We thank M. Sánchez-Villagra for his support during the development of this research, S. Villegér, A. Antonelli, F. Leprieur, J. Lefcheck and L. Gamfeldt for their valuable suggestions, C. Ricotta and K. Boersma for their assistance with the use of R functions, B. Mcnab and M. Balk for their insights on thermoregulation, and J. Velez-Juarbe for his support assigning traits to marine mammals. We are grateful for the constructive comments provided by P. Novack-Gottshall, which significantly improved this work. PyRate analyses were run at the high-performance computing centre Vital-IT of the Swiss Institute of Bioinformatics (Lausanne, Switzerland). C.P. was supported by a Forschungskredit postdoctoral fellowship from the University of Zurich (FK-15-105), J.N.G. was supported by a European Union Marie Curie Career Integration Grant (FP7 MC CIG 61893), D.S. was funded by the Swedish Research Council (2015-04748) and S.V. was first supported by the Universidad de Alcalá postdoctoral programme, and then by the Alexander von Humboldt Foundation and the Federal Ministry for Education and Research (Germany). This is the Paleobiology Database publication number 284.

Author information




C.P., J.N.G. and C.J. designed the research, C.P., J.N.G. and M.D.U. performed the research, C.P., J.N.G., C.F.C., D.S., S.V. and M.D.U. analysed the data, C.P. and J.N.G. wrote the paper, and C.F.C., S.V., D.S., M.D.U. and C.J. improved the final manuscript.

Corresponding author

Correspondence to Catalina Pimiento.

Ethics declarations

Competing interests

The authors declare no competing financial interests.

Additional information

Publisher’s note: Springer Nature remains neutral with regard to jurisdictional claims in published maps and institutional affiliations.

Electronic supplementary material

Supplementary Information

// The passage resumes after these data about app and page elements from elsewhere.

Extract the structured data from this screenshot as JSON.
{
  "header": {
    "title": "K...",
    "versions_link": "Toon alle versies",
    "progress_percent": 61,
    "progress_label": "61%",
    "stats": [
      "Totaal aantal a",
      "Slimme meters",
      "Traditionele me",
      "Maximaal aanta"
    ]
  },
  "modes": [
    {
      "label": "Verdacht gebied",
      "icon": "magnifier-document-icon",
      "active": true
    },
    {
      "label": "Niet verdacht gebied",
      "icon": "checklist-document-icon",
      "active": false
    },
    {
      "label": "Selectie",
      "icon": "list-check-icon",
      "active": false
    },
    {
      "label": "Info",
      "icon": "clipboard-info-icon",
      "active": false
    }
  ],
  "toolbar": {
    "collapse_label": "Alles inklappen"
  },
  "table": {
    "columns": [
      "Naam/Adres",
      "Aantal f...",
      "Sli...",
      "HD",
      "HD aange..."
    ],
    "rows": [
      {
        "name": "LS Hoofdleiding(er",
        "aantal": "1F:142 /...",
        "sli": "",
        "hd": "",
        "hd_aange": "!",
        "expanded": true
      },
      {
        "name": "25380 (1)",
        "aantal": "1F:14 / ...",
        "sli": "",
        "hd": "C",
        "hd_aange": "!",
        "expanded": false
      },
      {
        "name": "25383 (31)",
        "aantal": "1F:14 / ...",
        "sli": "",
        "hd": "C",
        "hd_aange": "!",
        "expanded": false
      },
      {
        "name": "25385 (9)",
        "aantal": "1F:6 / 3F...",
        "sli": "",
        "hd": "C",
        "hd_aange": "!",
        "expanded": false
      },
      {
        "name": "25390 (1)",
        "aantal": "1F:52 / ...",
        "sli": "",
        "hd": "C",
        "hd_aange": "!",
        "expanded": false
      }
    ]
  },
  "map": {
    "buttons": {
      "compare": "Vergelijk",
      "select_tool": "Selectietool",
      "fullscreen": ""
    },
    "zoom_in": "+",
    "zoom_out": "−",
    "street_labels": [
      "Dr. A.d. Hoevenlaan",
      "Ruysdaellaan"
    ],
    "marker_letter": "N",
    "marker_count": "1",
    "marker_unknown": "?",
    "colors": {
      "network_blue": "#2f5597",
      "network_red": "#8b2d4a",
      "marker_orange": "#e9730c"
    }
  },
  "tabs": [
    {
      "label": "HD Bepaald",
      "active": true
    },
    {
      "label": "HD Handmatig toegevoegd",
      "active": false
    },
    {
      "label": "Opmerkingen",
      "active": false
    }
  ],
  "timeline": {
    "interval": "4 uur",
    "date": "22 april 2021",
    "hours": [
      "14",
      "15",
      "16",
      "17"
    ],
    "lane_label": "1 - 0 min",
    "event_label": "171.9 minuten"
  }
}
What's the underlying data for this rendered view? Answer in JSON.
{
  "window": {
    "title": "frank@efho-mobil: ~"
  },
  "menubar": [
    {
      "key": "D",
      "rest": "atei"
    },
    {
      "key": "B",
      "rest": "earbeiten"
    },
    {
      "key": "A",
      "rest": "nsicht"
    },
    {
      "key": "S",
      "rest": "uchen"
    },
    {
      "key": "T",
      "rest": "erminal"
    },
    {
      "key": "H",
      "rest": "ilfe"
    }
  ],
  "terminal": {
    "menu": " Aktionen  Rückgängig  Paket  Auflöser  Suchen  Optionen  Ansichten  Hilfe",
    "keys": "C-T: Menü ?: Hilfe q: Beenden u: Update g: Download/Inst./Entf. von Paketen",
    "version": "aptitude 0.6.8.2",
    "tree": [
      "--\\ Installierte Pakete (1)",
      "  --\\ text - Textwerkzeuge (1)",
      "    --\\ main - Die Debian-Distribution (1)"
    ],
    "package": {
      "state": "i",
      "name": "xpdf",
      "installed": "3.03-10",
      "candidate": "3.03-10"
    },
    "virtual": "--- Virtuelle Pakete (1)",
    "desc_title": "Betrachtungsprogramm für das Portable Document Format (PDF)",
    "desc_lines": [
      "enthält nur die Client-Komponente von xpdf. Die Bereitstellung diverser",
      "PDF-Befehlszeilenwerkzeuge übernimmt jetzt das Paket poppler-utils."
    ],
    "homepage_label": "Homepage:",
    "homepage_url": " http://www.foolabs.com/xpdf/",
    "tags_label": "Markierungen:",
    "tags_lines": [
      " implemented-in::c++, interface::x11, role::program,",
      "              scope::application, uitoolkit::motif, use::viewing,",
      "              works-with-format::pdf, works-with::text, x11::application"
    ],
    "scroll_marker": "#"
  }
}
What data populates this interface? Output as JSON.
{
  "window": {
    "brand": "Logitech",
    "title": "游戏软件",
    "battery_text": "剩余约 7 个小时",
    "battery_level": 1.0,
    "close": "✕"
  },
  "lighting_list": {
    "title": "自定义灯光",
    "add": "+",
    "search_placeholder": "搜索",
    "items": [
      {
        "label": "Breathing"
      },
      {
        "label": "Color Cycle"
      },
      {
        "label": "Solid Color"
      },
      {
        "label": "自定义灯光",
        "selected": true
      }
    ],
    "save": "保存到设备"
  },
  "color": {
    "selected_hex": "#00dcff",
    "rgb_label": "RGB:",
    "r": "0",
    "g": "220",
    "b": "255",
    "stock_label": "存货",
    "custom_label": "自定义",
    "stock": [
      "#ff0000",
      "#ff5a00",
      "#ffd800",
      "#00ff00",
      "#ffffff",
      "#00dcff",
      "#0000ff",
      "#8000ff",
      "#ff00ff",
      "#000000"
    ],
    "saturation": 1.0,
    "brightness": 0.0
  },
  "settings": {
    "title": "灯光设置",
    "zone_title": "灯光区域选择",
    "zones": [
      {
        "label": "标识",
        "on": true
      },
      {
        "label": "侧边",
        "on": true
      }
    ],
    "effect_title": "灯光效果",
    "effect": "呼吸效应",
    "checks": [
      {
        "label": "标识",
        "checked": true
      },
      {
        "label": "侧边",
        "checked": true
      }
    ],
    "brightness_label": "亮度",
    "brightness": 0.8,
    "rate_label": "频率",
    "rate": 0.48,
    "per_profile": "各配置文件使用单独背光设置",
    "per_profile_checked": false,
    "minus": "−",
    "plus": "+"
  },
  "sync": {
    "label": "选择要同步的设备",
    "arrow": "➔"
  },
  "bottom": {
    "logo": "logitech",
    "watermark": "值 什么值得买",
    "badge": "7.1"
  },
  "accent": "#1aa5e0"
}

Supplementary Methods, 9 Supplementary Tables, 12 Supplementary Figures

Supplementary Dataset 1

Species included in the analysis with details on class, maximum body size, guild, vertical position, habitat, metabolic control and status

Supplementary Dataset 2

References supporting marine megafaunal occurrences

Rights and permissions

Reprints and Permissions

About this article

Verify currency and authenticity via CrossMark

Cite this article

Pimiento, C., Griffin, J.N., Clements, C.F. et al. The Pliocene marine megafauna extinction and its impact on functional diversity. Nat Ecol Evol 1, 1100–1106 (2017).

Download citation

Further reading


Quick links

Nature Briefing

Sign up for the Nature Briefing newsletter — what matters in science, free to your inbox daily.

Get the most important science stories of the day, free in your inbox. Sign up for Nature Briefing